### Given records ###
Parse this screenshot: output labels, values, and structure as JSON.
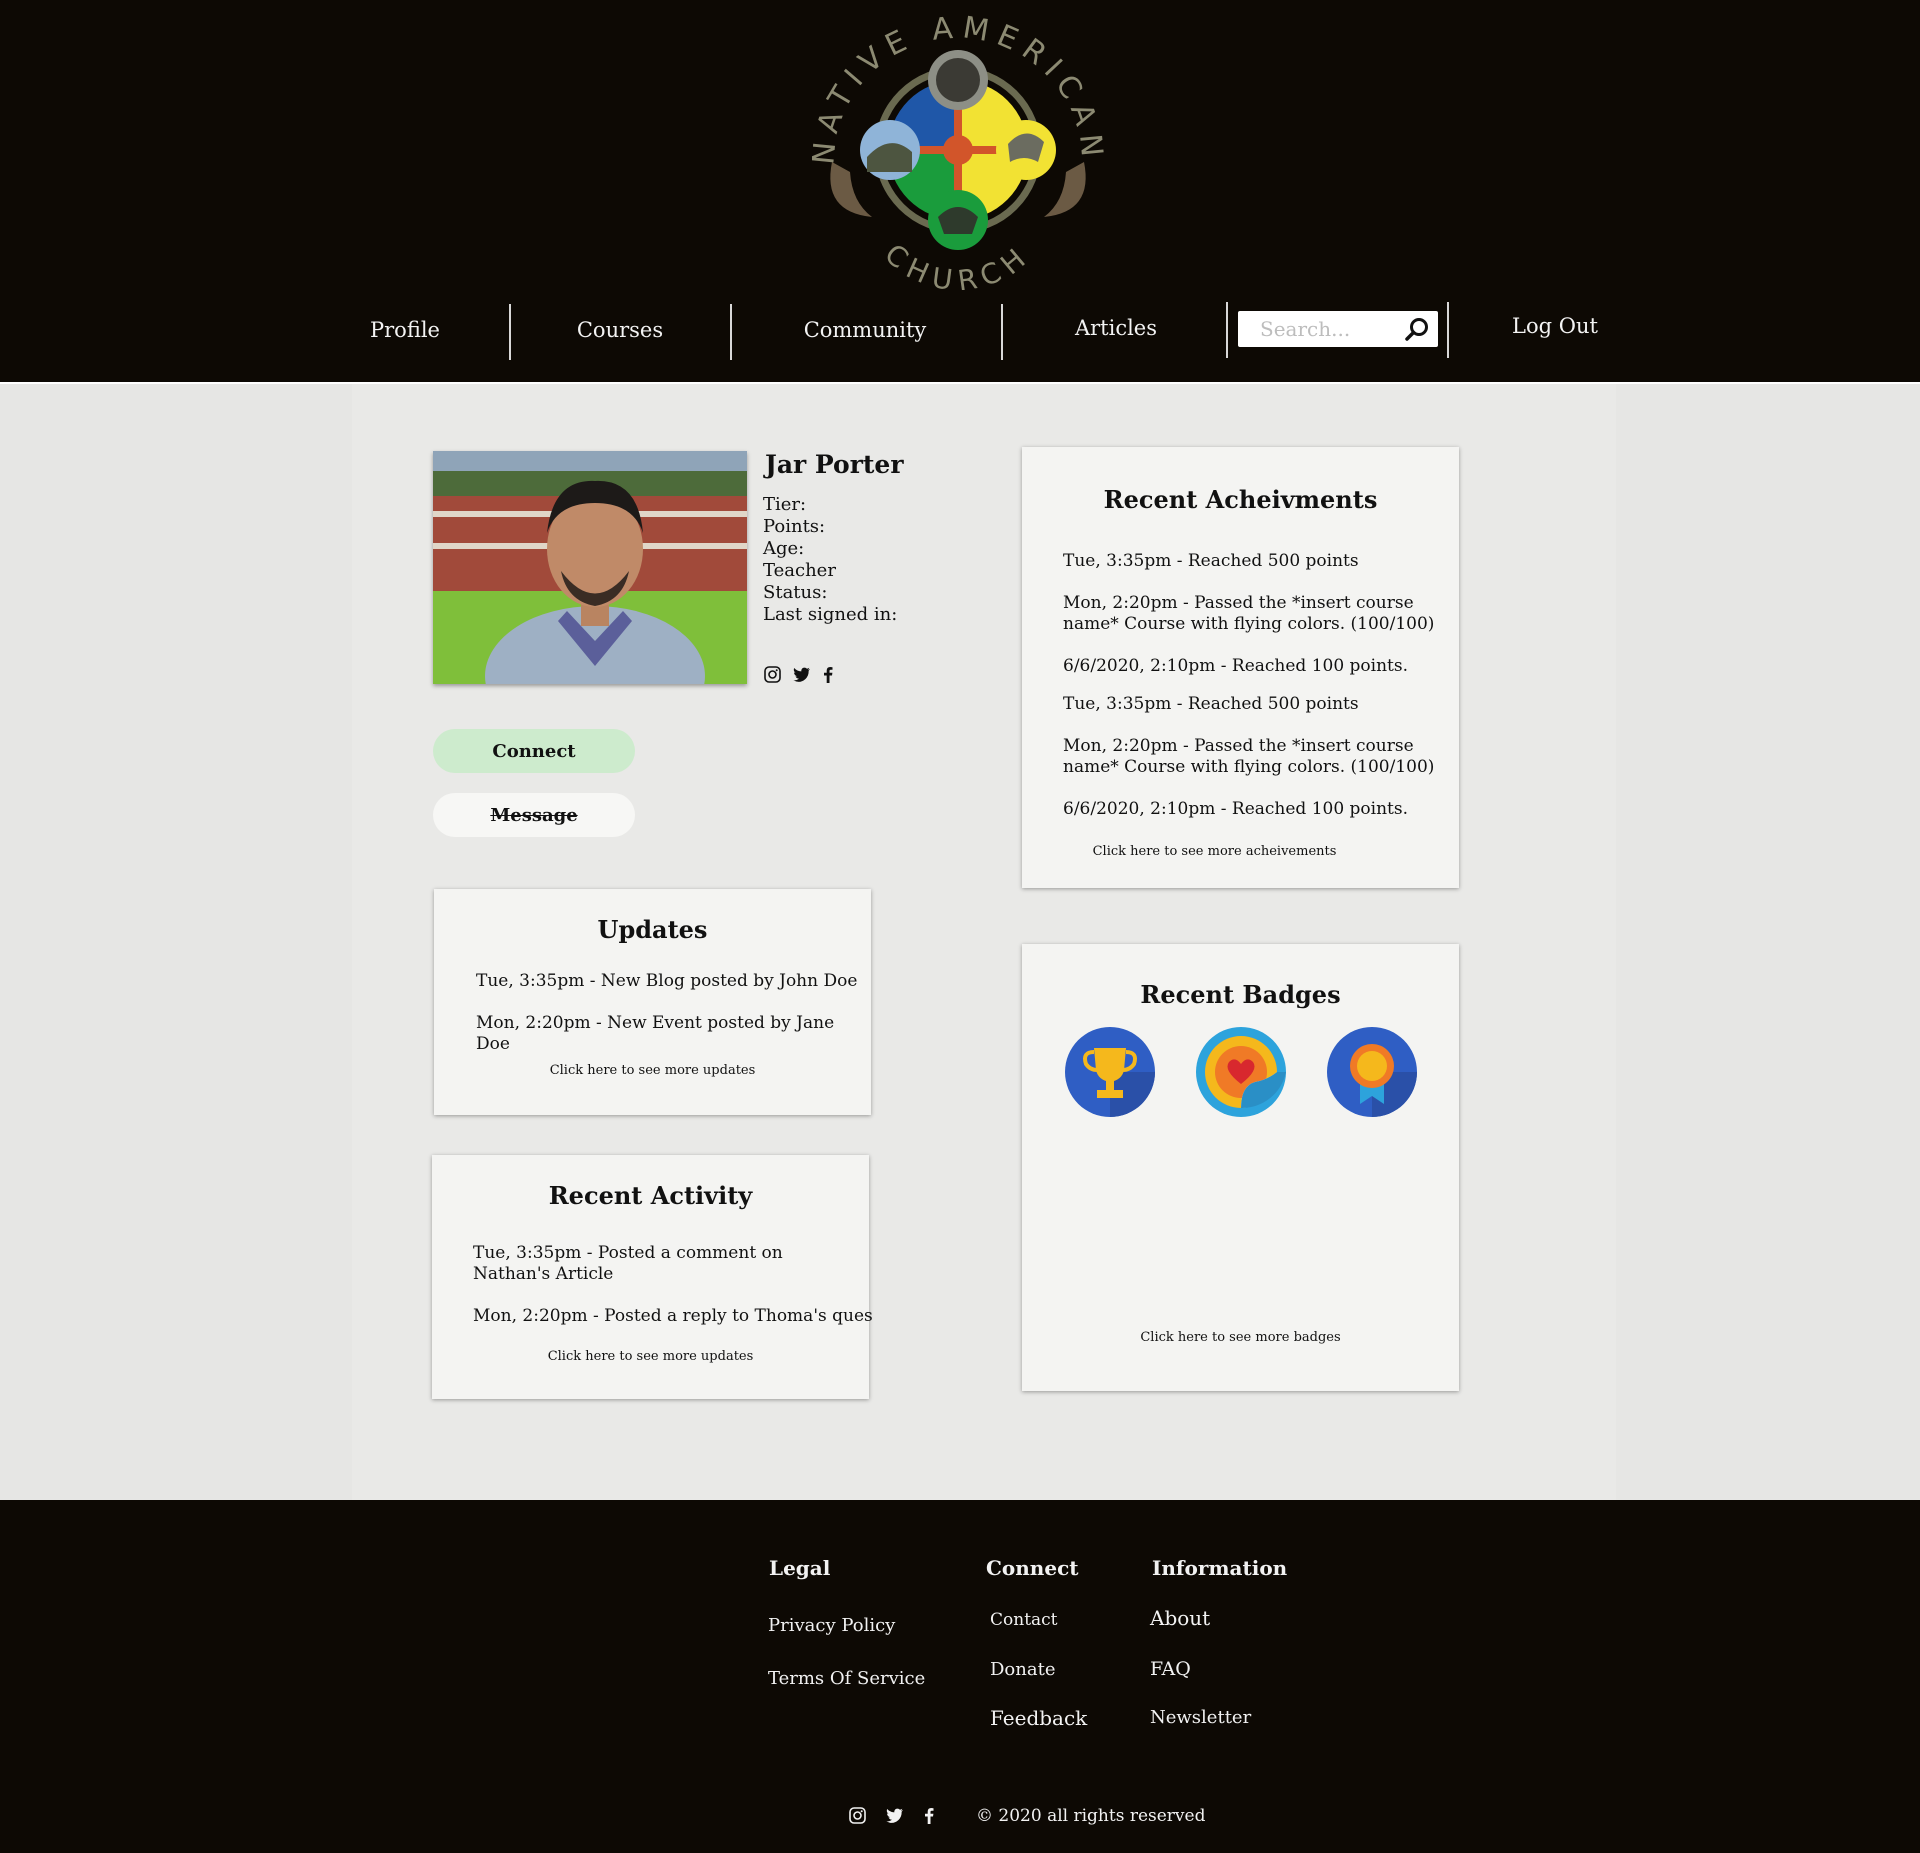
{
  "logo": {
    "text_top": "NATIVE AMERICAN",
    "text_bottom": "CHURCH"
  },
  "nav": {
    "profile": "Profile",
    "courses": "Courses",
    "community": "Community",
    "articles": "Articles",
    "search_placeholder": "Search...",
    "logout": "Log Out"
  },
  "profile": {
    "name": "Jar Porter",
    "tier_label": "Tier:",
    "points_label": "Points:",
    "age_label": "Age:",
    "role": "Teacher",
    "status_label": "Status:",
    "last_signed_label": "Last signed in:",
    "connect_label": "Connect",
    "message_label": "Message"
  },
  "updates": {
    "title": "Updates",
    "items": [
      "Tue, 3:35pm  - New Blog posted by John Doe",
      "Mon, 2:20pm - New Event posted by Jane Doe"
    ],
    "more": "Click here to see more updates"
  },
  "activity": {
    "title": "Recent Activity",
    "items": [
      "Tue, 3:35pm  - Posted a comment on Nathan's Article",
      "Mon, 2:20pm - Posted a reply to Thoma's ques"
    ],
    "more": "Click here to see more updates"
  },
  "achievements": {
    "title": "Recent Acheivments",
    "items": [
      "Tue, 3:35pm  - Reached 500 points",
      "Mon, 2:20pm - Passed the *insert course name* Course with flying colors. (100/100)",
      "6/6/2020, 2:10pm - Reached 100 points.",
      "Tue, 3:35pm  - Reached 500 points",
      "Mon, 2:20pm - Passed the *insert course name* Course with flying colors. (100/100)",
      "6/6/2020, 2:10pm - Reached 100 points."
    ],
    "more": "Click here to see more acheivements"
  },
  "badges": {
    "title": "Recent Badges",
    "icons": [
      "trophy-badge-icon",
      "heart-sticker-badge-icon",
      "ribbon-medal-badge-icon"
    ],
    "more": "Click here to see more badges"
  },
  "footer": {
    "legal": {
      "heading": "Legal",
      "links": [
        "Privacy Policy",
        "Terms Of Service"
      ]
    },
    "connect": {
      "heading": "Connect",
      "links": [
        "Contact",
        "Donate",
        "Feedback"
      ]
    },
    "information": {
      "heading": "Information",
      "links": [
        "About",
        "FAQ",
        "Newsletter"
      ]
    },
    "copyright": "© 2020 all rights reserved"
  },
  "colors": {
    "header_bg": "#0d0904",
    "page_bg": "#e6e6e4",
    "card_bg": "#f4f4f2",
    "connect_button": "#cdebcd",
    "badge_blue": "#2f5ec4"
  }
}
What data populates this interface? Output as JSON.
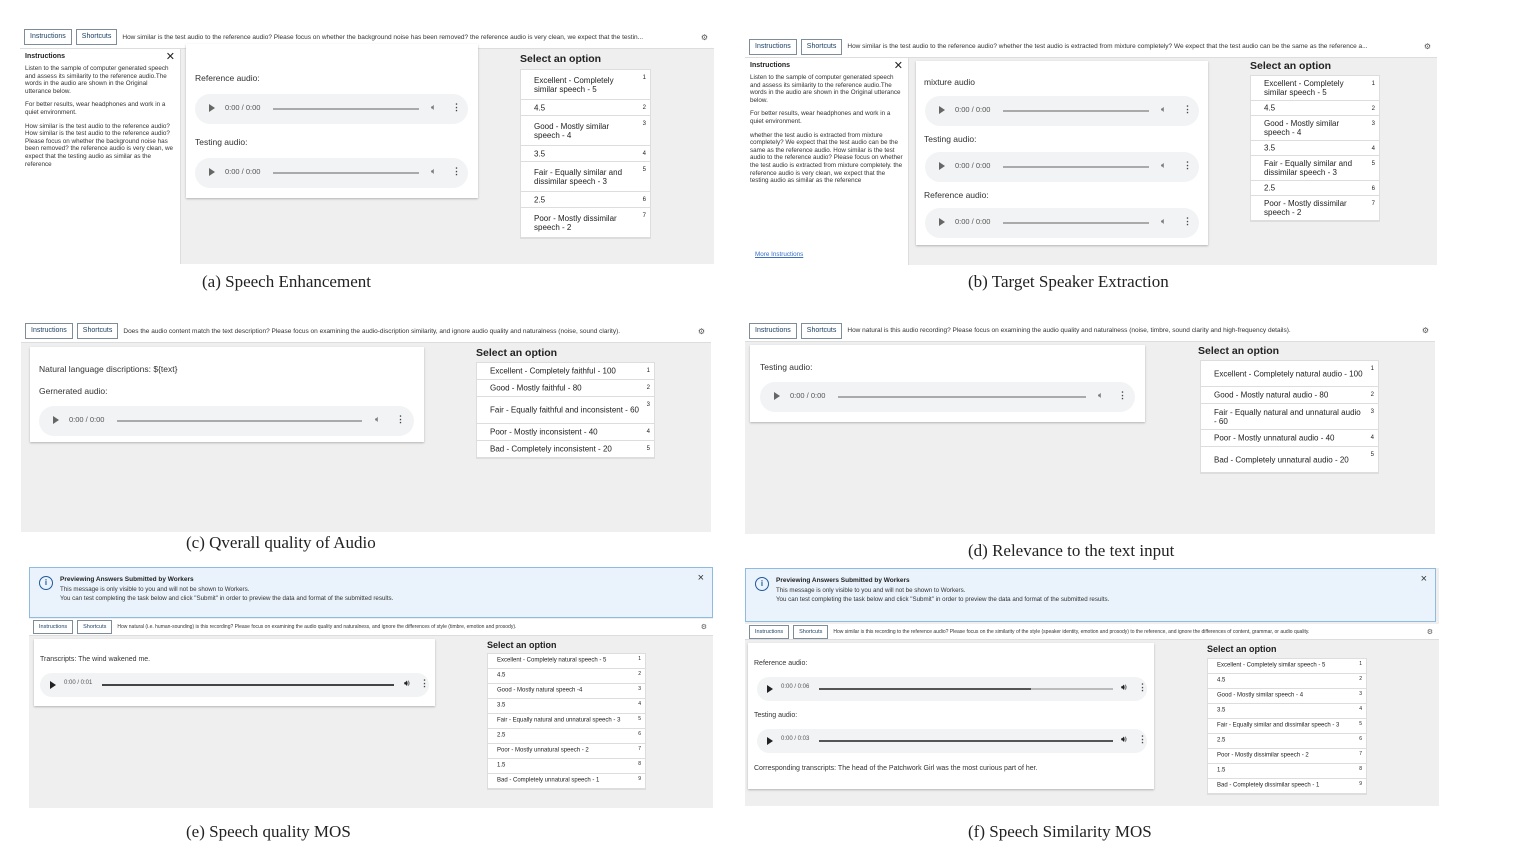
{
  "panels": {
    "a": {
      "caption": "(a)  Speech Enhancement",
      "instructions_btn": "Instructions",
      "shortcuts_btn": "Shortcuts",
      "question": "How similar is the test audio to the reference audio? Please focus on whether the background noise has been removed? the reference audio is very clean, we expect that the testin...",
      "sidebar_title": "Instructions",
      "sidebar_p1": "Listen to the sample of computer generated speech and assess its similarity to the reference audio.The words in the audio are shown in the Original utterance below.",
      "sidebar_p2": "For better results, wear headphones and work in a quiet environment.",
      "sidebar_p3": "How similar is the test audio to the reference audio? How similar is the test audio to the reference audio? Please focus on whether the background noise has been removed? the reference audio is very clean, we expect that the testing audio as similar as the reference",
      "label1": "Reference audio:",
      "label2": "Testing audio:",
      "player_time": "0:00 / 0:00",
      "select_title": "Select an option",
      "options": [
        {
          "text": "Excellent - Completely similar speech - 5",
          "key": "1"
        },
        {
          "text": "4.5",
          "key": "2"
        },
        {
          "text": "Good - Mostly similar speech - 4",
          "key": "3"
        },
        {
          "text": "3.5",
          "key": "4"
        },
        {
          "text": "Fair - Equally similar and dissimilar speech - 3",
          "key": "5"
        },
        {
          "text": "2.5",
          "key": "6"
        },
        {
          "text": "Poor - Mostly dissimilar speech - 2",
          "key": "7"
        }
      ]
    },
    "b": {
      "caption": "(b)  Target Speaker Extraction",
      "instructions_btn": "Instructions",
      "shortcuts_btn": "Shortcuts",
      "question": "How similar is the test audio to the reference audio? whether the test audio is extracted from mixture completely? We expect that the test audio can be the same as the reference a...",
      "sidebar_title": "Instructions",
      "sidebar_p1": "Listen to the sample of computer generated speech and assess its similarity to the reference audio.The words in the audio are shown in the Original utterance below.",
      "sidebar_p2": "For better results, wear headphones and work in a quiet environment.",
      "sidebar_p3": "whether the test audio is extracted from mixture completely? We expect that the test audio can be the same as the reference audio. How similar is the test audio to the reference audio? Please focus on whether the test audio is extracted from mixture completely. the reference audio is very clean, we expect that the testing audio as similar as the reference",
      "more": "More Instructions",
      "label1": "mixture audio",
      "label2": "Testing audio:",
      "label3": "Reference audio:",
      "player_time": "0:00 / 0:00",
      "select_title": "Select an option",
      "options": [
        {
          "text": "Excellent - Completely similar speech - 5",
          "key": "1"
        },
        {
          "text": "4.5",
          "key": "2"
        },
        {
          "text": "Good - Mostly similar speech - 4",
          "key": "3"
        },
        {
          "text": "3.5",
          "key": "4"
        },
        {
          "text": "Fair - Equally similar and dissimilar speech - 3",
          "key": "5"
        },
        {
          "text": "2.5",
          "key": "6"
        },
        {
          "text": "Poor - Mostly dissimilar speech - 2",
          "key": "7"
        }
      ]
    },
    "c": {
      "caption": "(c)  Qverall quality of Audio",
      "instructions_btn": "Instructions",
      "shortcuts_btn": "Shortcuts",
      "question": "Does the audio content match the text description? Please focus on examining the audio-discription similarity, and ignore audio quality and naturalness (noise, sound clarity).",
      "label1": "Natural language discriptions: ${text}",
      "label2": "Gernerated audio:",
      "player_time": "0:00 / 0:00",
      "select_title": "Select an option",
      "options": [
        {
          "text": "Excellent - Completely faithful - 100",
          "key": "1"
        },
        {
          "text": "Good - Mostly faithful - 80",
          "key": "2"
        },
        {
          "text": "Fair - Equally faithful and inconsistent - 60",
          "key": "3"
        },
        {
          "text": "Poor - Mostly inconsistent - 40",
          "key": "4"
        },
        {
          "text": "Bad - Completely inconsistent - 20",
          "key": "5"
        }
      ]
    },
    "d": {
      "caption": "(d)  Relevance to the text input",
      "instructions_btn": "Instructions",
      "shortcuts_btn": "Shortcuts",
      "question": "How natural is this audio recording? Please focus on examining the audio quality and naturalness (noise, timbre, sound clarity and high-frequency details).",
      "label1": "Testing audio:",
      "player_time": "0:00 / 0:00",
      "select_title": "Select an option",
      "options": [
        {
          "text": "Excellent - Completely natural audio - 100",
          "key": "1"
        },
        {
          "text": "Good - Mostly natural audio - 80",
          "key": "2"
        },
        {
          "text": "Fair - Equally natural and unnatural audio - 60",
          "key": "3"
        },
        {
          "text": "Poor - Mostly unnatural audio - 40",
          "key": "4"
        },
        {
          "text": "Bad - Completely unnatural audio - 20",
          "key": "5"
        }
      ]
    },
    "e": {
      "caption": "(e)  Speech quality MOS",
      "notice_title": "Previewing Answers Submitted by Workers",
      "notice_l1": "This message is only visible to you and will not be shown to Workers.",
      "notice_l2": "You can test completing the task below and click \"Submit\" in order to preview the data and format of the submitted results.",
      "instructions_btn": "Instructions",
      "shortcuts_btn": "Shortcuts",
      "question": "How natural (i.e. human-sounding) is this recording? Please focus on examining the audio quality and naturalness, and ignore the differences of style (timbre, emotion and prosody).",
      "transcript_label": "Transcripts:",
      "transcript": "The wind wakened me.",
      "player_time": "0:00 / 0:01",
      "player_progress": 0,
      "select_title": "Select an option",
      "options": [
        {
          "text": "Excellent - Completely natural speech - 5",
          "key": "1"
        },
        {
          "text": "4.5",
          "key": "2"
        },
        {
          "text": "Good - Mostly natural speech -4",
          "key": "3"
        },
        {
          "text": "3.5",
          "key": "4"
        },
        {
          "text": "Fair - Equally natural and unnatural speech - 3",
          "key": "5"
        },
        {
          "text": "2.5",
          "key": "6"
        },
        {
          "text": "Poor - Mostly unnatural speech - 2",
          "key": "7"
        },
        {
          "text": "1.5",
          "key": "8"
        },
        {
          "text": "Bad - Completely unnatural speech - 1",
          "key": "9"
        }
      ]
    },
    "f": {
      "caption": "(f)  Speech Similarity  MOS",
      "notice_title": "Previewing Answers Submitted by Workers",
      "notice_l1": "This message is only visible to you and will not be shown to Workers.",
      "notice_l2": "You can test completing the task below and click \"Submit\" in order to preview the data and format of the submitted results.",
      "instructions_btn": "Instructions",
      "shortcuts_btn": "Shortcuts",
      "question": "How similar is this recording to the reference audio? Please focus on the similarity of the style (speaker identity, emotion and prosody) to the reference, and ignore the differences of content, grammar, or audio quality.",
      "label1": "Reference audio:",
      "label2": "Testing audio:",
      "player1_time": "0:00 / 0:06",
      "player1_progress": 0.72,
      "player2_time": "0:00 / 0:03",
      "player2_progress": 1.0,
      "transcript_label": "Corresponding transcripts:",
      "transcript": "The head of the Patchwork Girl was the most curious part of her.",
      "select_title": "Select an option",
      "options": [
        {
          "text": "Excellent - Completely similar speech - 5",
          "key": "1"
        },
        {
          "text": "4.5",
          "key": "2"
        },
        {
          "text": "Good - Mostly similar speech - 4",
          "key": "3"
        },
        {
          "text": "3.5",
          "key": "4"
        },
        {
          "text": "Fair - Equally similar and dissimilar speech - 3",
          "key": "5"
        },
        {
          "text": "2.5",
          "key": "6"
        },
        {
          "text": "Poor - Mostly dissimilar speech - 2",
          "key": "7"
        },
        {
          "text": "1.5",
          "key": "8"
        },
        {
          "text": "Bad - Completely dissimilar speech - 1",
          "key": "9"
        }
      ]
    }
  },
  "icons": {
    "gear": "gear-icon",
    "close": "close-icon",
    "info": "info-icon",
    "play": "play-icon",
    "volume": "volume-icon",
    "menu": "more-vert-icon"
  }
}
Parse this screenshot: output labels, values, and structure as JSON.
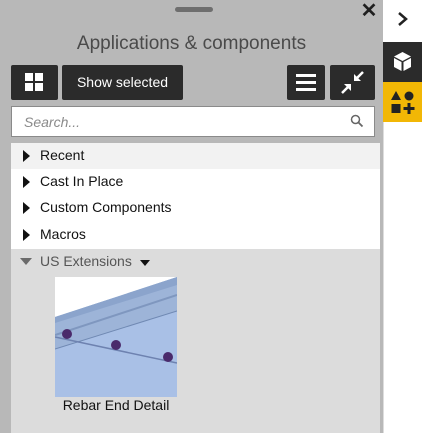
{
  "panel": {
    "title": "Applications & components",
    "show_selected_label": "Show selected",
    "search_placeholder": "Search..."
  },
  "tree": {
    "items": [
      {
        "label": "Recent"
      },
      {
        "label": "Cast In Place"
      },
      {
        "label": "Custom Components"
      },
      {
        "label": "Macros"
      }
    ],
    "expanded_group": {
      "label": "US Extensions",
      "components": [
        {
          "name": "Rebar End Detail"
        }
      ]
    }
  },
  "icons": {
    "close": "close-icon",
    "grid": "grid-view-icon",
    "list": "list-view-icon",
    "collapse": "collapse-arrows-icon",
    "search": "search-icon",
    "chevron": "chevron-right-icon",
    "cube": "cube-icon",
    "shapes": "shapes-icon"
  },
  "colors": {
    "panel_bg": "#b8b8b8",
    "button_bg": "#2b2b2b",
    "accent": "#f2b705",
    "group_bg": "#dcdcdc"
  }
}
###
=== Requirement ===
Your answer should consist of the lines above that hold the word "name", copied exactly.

=== Answer space ===
    "name": "Jar Porter",
      "Mon, 2:20pm - Passed the *insert course name* Course with flying colors. (100/100)",
      "Mon, 2:20pm - Passed the *insert course name* Course with flying colors. (100/100)",
          "name": "Rebar End Detail"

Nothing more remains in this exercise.